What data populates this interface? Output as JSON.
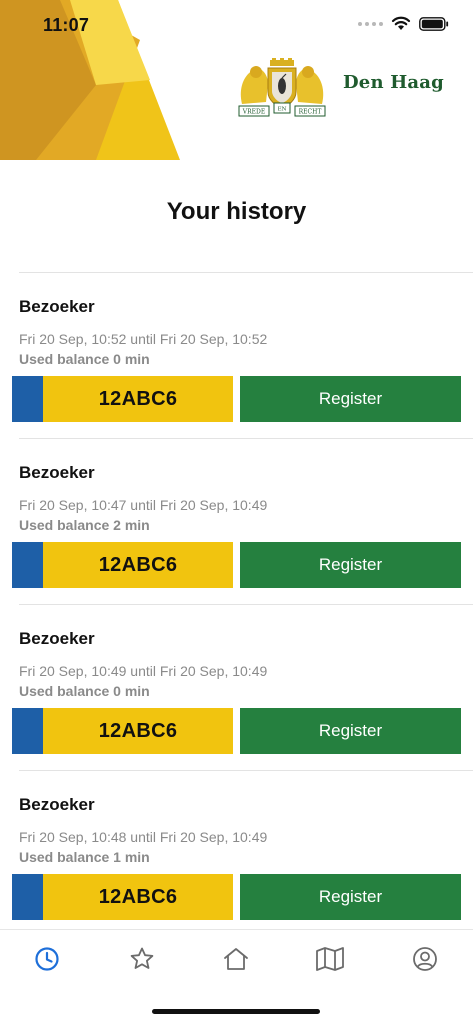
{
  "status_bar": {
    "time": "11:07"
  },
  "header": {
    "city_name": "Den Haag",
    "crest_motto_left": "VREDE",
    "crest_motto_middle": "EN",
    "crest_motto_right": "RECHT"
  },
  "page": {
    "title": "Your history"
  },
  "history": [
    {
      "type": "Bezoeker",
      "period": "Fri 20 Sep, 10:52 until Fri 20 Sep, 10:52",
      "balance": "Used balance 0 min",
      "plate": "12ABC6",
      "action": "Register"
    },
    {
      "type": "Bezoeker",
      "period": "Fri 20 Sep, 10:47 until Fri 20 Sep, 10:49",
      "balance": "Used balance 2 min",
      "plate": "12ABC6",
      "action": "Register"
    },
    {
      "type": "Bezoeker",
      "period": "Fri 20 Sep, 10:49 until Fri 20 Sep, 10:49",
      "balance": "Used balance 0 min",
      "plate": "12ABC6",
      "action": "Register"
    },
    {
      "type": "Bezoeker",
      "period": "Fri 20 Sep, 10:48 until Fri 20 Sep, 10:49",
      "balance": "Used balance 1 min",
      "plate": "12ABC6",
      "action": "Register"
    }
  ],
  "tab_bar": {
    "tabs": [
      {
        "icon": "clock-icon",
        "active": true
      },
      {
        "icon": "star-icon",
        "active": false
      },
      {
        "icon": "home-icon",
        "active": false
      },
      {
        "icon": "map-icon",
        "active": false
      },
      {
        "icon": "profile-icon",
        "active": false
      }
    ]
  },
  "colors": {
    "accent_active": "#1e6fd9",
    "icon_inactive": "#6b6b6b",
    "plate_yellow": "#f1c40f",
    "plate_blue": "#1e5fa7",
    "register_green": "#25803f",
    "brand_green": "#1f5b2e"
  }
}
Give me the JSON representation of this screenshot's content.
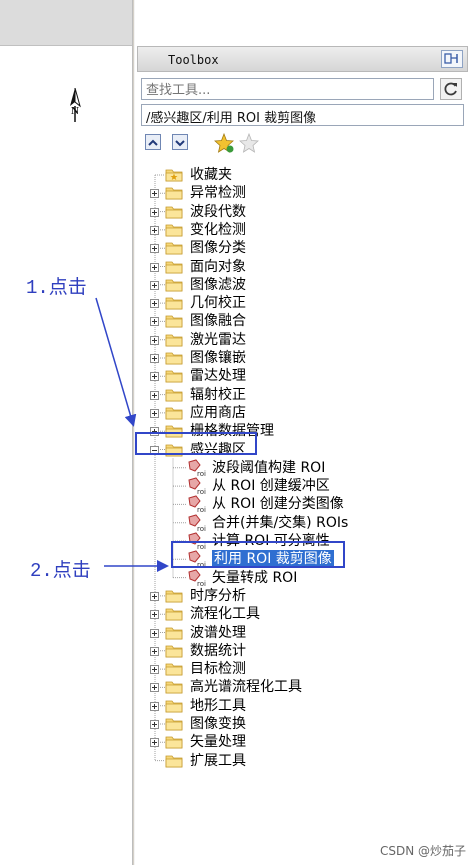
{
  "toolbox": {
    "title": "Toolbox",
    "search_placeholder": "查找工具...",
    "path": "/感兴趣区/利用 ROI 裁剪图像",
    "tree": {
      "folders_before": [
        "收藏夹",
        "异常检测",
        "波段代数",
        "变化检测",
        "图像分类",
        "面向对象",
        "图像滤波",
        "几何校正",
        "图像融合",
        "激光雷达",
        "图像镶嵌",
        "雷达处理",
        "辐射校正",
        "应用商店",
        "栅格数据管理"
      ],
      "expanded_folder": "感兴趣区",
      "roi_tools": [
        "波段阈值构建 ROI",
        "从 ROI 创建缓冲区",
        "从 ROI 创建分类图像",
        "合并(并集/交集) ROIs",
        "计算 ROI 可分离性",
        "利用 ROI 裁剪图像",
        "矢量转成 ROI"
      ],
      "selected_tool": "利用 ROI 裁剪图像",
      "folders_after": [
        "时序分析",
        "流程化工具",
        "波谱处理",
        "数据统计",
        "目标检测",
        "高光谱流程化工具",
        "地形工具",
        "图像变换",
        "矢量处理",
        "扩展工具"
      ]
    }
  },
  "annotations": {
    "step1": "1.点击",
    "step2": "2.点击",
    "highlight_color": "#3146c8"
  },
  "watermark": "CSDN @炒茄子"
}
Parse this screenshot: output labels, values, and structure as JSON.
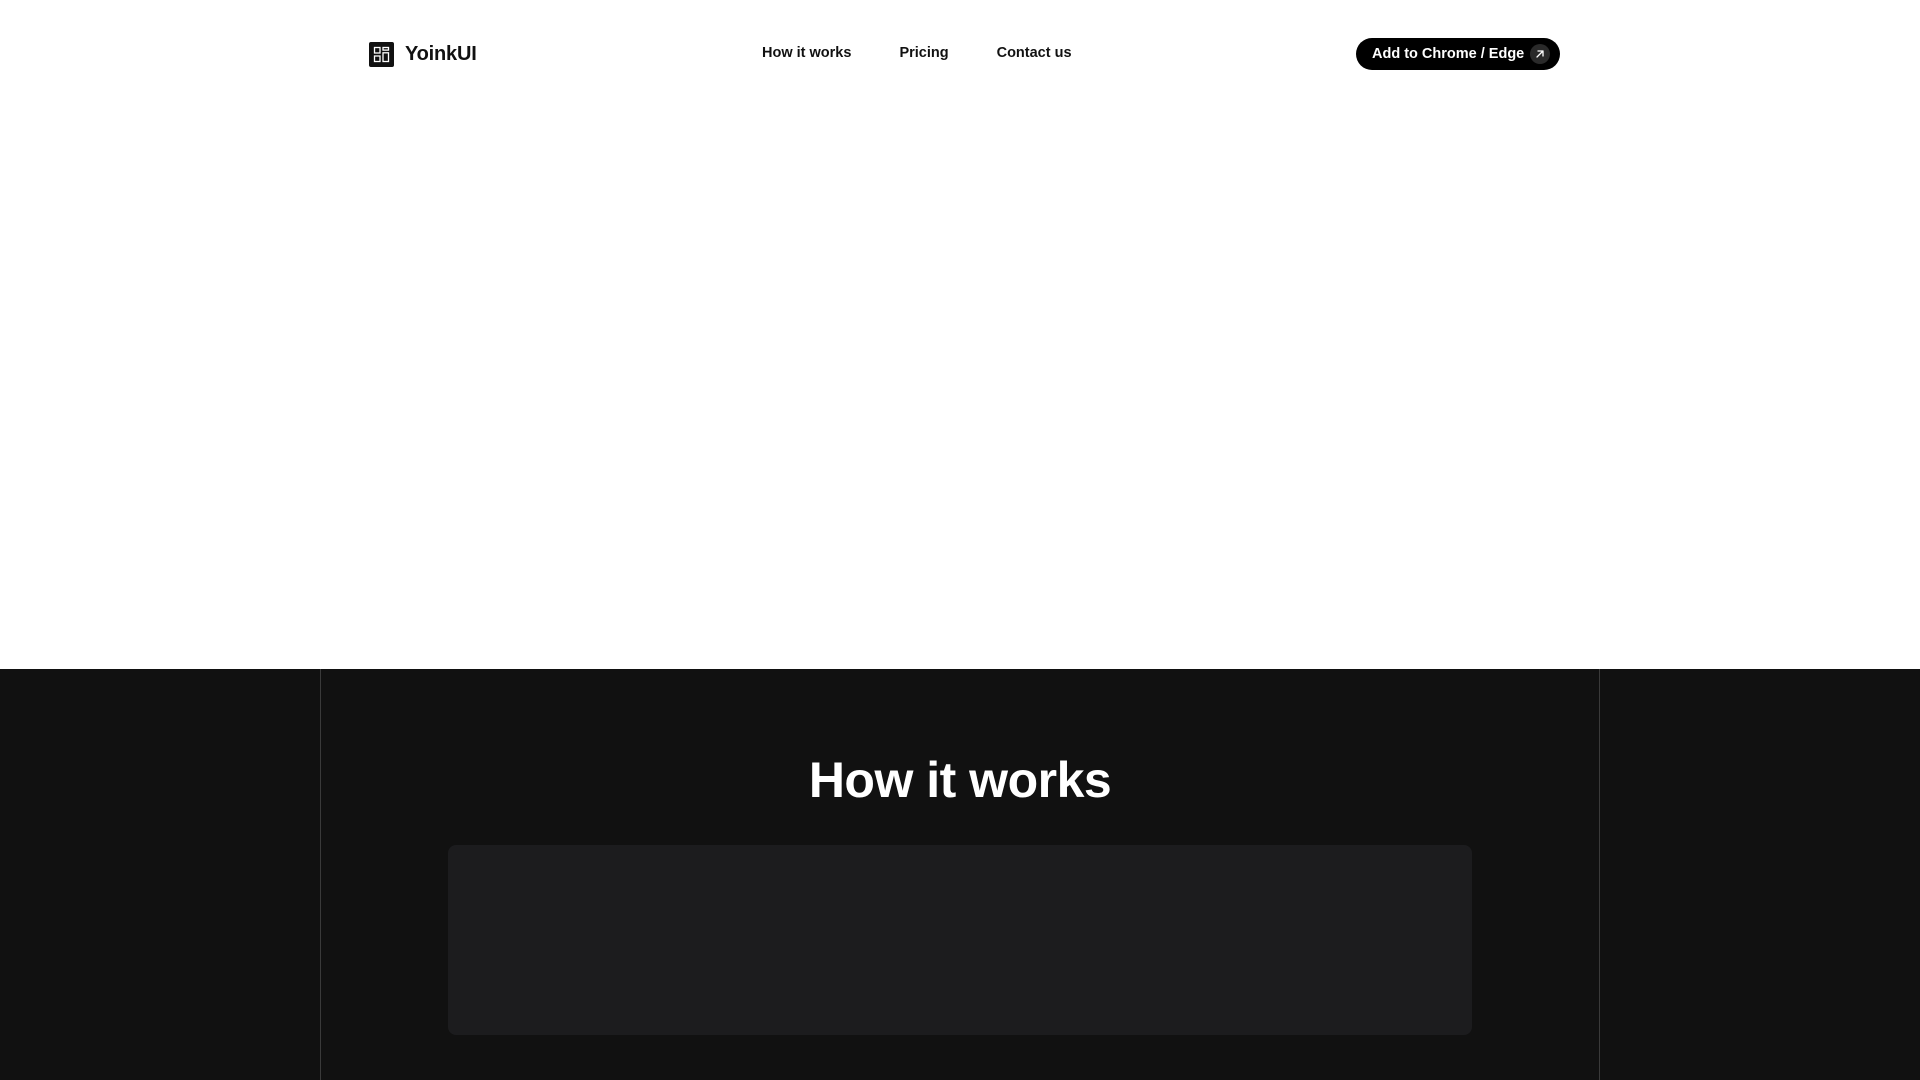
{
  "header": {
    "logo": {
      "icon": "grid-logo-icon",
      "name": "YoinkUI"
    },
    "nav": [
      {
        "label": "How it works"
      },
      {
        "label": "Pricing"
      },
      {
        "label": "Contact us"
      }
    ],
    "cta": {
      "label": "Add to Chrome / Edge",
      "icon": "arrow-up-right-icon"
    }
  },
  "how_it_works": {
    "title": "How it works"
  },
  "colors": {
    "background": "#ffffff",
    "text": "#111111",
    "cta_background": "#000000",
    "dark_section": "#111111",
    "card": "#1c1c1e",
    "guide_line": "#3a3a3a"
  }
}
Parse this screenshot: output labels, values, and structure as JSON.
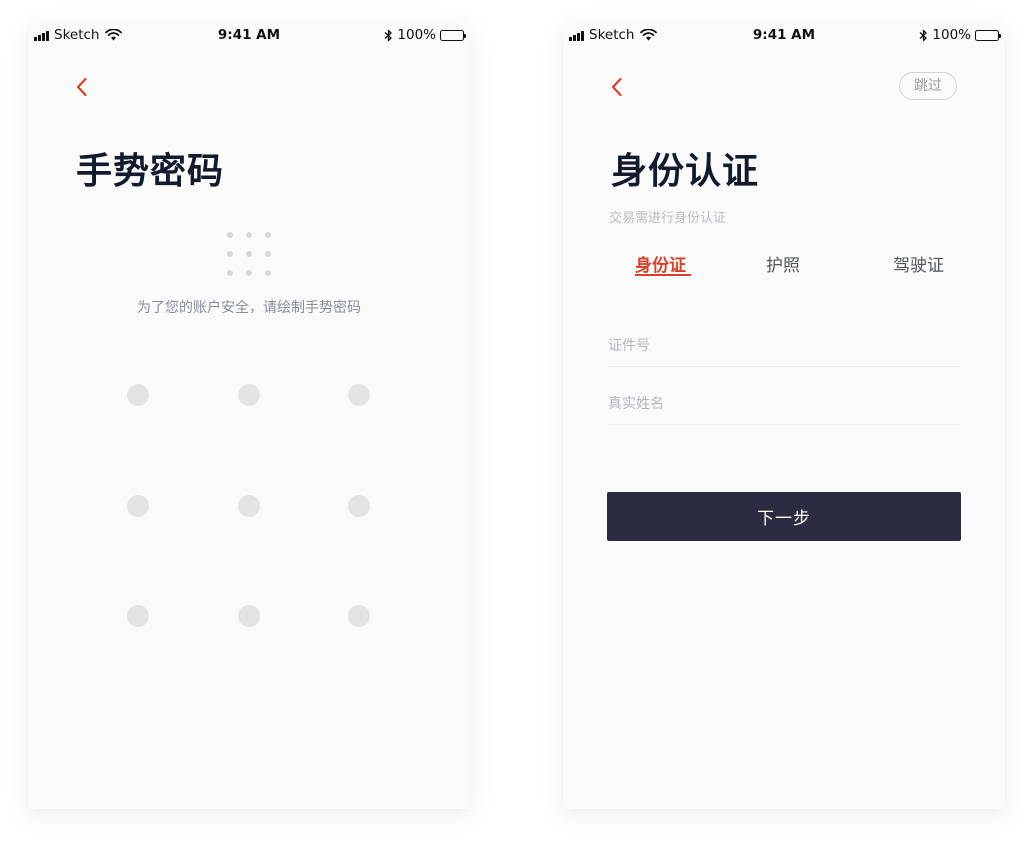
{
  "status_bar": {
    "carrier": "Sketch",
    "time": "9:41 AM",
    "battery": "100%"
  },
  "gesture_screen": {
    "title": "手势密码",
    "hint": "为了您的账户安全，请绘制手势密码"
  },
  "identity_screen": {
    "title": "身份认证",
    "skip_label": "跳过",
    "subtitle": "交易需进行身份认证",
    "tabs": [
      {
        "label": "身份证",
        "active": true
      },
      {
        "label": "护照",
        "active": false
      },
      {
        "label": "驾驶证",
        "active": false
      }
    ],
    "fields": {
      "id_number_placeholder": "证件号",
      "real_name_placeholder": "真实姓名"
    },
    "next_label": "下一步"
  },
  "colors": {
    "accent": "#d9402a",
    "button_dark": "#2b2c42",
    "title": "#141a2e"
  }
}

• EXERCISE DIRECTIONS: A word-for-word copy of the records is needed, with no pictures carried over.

• RESULT OF THE EXERCISE:
What data populates this interface? Output as JSON.
{
  "status_bar": {
    "time": "11:07"
  },
  "header": {
    "city_name": "Den Haag",
    "crest_motto_left": "VREDE",
    "crest_motto_middle": "EN",
    "crest_motto_right": "RECHT"
  },
  "page": {
    "title": "Your history"
  },
  "history": [
    {
      "type": "Bezoeker",
      "period": "Fri 20 Sep, 10:52 until Fri 20 Sep, 10:52",
      "balance": "Used balance 0 min",
      "plate": "12ABC6",
      "action": "Register"
    },
    {
      "type": "Bezoeker",
      "period": "Fri 20 Sep, 10:47 until Fri 20 Sep, 10:49",
      "balance": "Used balance 2 min",
      "plate": "12ABC6",
      "action": "Register"
    },
    {
      "type": "Bezoeker",
      "period": "Fri 20 Sep, 10:49 until Fri 20 Sep, 10:49",
      "balance": "Used balance 0 min",
      "plate": "12ABC6",
      "action": "Register"
    },
    {
      "type": "Bezoeker",
      "period": "Fri 20 Sep, 10:48 until Fri 20 Sep, 10:49",
      "balance": "Used balance 1 min",
      "plate": "12ABC6",
      "action": "Register"
    }
  ],
  "tab_bar": {
    "tabs": [
      {
        "icon": "clock-icon",
        "active": true
      },
      {
        "icon": "star-icon",
        "active": false
      },
      {
        "icon": "home-icon",
        "active": false
      },
      {
        "icon": "map-icon",
        "active": false
      },
      {
        "icon": "profile-icon",
        "active": false
      }
    ]
  },
  "colors": {
    "accent_active": "#1e6fd9",
    "icon_inactive": "#6b6b6b",
    "plate_yellow": "#f1c40f",
    "plate_blue": "#1e5fa7",
    "register_green": "#25803f",
    "brand_green": "#1f5b2e"
  }
}
Give me the JSON representation of this screenshot's content.
{
  "toolbox": {
    "title": "Toolbox",
    "search_placeholder": "查找工具...",
    "path": "/感兴趣区/利用 ROI 裁剪图像",
    "tree": {
      "folders_before": [
        "收藏夹",
        "异常检测",
        "波段代数",
        "变化检测",
        "图像分类",
        "面向对象",
        "图像滤波",
        "几何校正",
        "图像融合",
        "激光雷达",
        "图像镶嵌",
        "雷达处理",
        "辐射校正",
        "应用商店",
        "栅格数据管理"
      ],
      "expanded_folder": "感兴趣区",
      "roi_tools": [
        "波段阈值构建 ROI",
        "从 ROI 创建缓冲区",
        "从 ROI 创建分类图像",
        "合并(并集/交集) ROIs",
        "计算 ROI 可分离性",
        "利用 ROI 裁剪图像",
        "矢量转成 ROI"
      ],
      "selected_tool": "利用 ROI 裁剪图像",
      "folders_after": [
        "时序分析",
        "流程化工具",
        "波谱处理",
        "数据统计",
        "目标检测",
        "高光谱流程化工具",
        "地形工具",
        "图像变换",
        "矢量处理",
        "扩展工具"
      ]
    }
  },
  "annotations": {
    "step1": "1.点击",
    "step2": "2.点击",
    "highlight_color": "#3146c8"
  },
  "watermark": "CSDN @炒茄子"
}
Parse this screenshot: output labels, values, and structure as JSON.
{
  "header": {
    "logo": {
      "icon": "grid-logo-icon",
      "name": "YoinkUI"
    },
    "nav": [
      {
        "label": "How it works"
      },
      {
        "label": "Pricing"
      },
      {
        "label": "Contact us"
      }
    ],
    "cta": {
      "label": "Add to Chrome / Edge",
      "icon": "arrow-up-right-icon"
    }
  },
  "how_it_works": {
    "title": "How it works"
  },
  "colors": {
    "background": "#ffffff",
    "text": "#111111",
    "cta_background": "#000000",
    "dark_section": "#111111",
    "card": "#1c1c1e",
    "guide_line": "#3a3a3a"
  }
}
Parse this screenshot: output labels, values, and structure as JSON.
{
  "status_bar": {
    "carrier": "Sketch",
    "time": "9:41 AM",
    "battery": "100%"
  },
  "gesture_screen": {
    "title": "手势密码",
    "hint": "为了您的账户安全，请绘制手势密码"
  },
  "identity_screen": {
    "title": "身份认证",
    "skip_label": "跳过",
    "subtitle": "交易需进行身份认证",
    "tabs": [
      {
        "label": "身份证",
        "active": true
      },
      {
        "label": "护照",
        "active": false
      },
      {
        "label": "驾驶证",
        "active": false
      }
    ],
    "fields": {
      "id_number_placeholder": "证件号",
      "real_name_placeholder": "真实姓名"
    },
    "next_label": "下一步"
  },
  "colors": {
    "accent": "#d9402a",
    "button_dark": "#2b2c42",
    "title": "#141a2e"
  }
}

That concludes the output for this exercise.